Falesco was founded in 1979 by Riccardo and Renzo Cotarella, brothers that also happen to be two of Italy's most acclaimed winemakers. Their philosophy is to strike a balance between the uniqueness of native Italian varieties and the versatility of more "international" grapes. As evidenced by the enormous popularity of their wine and the countless worldwide accolades they have received, they have clearly succeeded in achieving their goal. Salute! View all Falesco Wines
About Southern ItalyView a map of Southern Italy wineries Abruzzi, Puglia, & Campania
AbruzziKind of central, kind of southern, this region is best known for it's wine, Montapulciano d'Abruzzi – this wine is made from the Montelpulciano grape, unlike Vino Nobile di Montelpulciano, made with a Sangiovese clone in the region of Montelpuliciano. The Montelpulciano grape is happiest here in Abruzzi and the wine is rustic, yet soft and often fruity. The best part is that it's also good value and super food-friendly.
PugliaSometimes called Apuglia outside of Italy, the area is known for making wine from the Zinfandel-related Primitivo variety. It sits on the Adriatic coast, facing Greece, and enjoys a Mediterranean climate. A productive wine region, Puglia makes a lot of wine, some of it not so high quality. Luckily, the good wine is exported and is of excellent value.
CampaniaPerhaps better known for the city of Naples than the wine produced, Campania does have a couple of wines worth recognition. First, the white known as Greco di Tufo – an indigenous variety, Greco produces white wine that is dry, with a subtle nutty flavor. The best-known red here is Taurasi, made from the Aglianico grape, producing a wine of distinct color and flavor, with aromas of tar and leather.

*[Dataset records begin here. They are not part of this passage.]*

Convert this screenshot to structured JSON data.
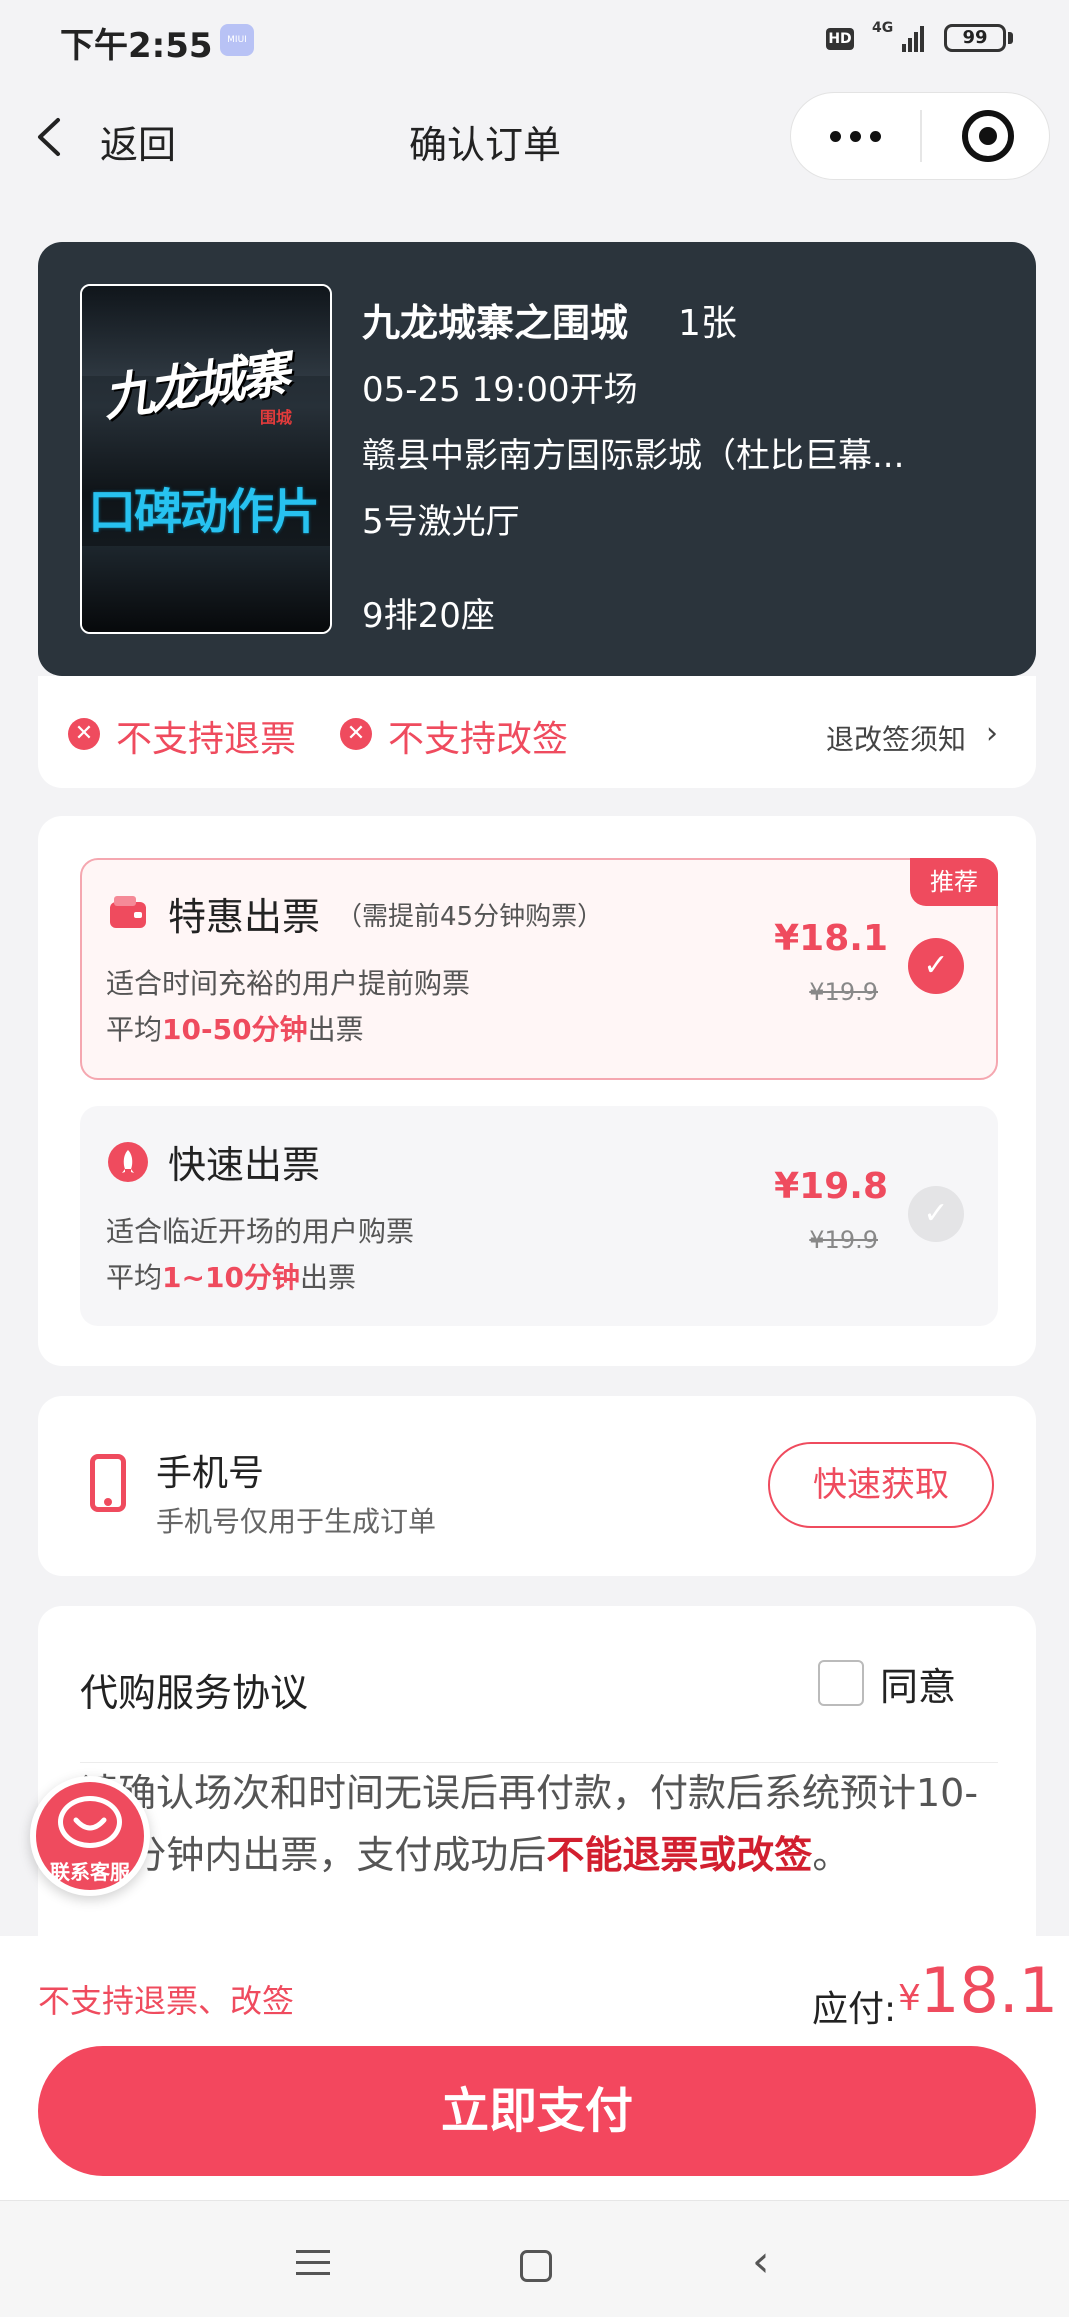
{
  "status_bar": {
    "time": "下午2:55",
    "miui": "MIUI",
    "hd": "HD",
    "network": "4G",
    "battery": "99"
  },
  "nav": {
    "back_label": "返回",
    "title": "确认订单"
  },
  "movie": {
    "poster_title": "九龙城寨",
    "poster_subtitle": "围城",
    "poster_tagline": "口碑动作片",
    "name": "九龙城寨之围城",
    "tickets": "1张",
    "show_time": "05-25 19:00开场",
    "cinema": "赣县中影南方国际影城（杜比巨幕...",
    "hall": "5号激光厅",
    "seat": "9排20座"
  },
  "policy": {
    "no_refund": "不支持退票",
    "no_change": "不支持改签",
    "notice_link": "退改签须知"
  },
  "options": [
    {
      "title": "特惠出票",
      "note": "（需提前45分钟购票）",
      "desc": "适合时间充裕的用户提前购票",
      "time_prefix": "平均",
      "time_highlight": "10-50分钟",
      "time_suffix": "出票",
      "price": "¥18.1",
      "original_price": "¥19.9",
      "badge": "推荐",
      "selected": true
    },
    {
      "title": "快速出票",
      "desc": "适合临近开场的用户购票",
      "time_prefix": "平均",
      "time_highlight": "1~10分钟",
      "time_suffix": "出票",
      "price": "¥19.8",
      "original_price": "¥19.9",
      "selected": false
    }
  ],
  "phone": {
    "label": "手机号",
    "sub": "手机号仅用于生成订单",
    "button": "快速获取"
  },
  "agreement": {
    "title": "代购服务协议",
    "agree_label": "同意",
    "text_part1": "请确认场次和时间无误后再付款，付款后系统预计10-50分钟内出票，支付成功后",
    "text_strong": "不能退票或改签",
    "text_end": "。"
  },
  "service": {
    "label": "联系客服"
  },
  "bottom": {
    "note": "不支持退票、改签",
    "pay_label": "应付:",
    "currency": "¥",
    "amount": "18.1",
    "pay_button": "立即支付"
  },
  "colors": {
    "accent": "#ef4b5e",
    "card_dark": "#2b343c",
    "background": "#f3f3f5"
  }
}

A little ditty about Italy...This country has about as many wines as its had governments. With 20 different regions, hundreds of DOCs and even more indigenous varieties, the amount of wine made in Italy is mind-boggling. Most of the juice, however, remains in the country for thirsty Italians. Wine is food in Italy and its rare that a meal is consumed without a glass of vino. That said, it's not common to find many folks drinking wine without food either. In turn, it's a match, and a mighty good one at that. In fact, it's safe to say that Italian wine is a foodie wine – one that goes on the table for a myraid of meals.
For regions, the most popular are Tuscany (home of Chianti), Piedmont and the Tre-Venezie, which includes Veneto, Trentino Alto-Adige and Friuli. Other communes of note are in Southern Italy, and a few good wines are made elsewhere in the country. The islands of Sardinia and Sicily are members of the Italian winemaking community as well.
Customer ReviewsSign In to Add Your Review32.8 out of 5 stars
7 ratings, 3 with reviews31/25/201312/24/2011Kind of a burned nut bouquet. not sure I am going to suffer through the rest of it.susan little - San Francisco, CA48/10/2011ponza tony - Branford, CT26/7/2011Charlotte Colmar - Berkeley, CA55/20/2011Random Coil - Dallas, TX24/1/2010If you like medium-priced Italian wines, you might like this. If you like good wine, you likely won't.26/5/2010nice fruit, but didn't seem to have much character. no mid palate and a dead finish.